▶ _Exercise aim_: Reproduce every line in the material below that holds "this".

□ □ □

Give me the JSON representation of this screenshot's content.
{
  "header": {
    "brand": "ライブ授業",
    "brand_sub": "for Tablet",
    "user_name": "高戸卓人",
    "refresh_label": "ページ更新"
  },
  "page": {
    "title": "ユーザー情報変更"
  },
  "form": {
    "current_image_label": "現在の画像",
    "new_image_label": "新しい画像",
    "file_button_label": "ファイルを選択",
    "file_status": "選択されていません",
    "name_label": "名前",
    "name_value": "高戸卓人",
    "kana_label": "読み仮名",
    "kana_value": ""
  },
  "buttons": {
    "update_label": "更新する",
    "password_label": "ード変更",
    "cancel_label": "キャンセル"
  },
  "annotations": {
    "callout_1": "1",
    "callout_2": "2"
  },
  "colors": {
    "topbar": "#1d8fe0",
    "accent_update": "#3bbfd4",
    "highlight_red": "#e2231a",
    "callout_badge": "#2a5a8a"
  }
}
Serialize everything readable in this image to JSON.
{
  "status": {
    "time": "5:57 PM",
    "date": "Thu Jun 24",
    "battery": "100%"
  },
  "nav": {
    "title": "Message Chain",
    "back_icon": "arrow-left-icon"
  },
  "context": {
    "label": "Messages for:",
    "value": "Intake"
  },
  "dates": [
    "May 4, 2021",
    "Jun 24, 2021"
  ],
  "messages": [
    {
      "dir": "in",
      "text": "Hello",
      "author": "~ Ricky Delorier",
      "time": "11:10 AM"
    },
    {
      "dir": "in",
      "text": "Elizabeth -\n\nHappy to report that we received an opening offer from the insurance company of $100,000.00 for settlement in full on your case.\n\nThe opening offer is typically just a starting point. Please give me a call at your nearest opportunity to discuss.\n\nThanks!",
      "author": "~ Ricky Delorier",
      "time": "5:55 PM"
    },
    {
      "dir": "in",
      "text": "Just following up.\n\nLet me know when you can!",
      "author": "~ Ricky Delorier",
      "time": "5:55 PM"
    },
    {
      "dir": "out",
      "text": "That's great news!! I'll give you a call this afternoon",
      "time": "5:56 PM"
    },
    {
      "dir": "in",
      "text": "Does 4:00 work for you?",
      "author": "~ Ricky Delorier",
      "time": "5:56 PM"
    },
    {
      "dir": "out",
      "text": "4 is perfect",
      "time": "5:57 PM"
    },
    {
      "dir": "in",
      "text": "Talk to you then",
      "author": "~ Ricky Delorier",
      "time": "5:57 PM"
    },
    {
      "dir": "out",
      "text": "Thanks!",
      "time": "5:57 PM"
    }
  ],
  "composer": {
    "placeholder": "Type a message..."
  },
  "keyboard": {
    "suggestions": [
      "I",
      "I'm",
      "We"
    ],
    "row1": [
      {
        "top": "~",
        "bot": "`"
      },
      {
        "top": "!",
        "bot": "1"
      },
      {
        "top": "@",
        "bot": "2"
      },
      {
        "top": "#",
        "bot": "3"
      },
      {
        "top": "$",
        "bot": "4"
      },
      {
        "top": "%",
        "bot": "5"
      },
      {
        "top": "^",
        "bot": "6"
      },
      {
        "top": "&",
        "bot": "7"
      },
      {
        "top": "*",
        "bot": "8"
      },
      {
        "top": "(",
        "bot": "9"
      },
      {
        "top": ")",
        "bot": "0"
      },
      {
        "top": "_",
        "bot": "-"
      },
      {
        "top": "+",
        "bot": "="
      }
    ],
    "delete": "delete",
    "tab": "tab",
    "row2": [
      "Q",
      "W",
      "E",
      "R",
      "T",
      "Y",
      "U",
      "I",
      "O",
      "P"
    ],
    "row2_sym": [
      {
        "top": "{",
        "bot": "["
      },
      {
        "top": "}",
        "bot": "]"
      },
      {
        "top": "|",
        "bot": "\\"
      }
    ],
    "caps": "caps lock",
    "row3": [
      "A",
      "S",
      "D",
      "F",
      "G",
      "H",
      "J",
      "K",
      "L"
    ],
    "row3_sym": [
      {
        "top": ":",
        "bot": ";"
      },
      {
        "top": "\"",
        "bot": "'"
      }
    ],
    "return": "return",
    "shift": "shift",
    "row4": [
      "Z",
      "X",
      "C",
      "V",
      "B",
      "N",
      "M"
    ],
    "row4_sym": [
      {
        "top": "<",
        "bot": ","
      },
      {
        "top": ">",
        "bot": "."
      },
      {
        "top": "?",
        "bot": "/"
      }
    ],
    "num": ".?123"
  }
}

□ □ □

▶ _Answer below_:
Give me the JSON representation of this screenshot's content.
Serialize everything readable in this image to JSON.
      "text": "That's great news!! I'll give you a call this afternoon",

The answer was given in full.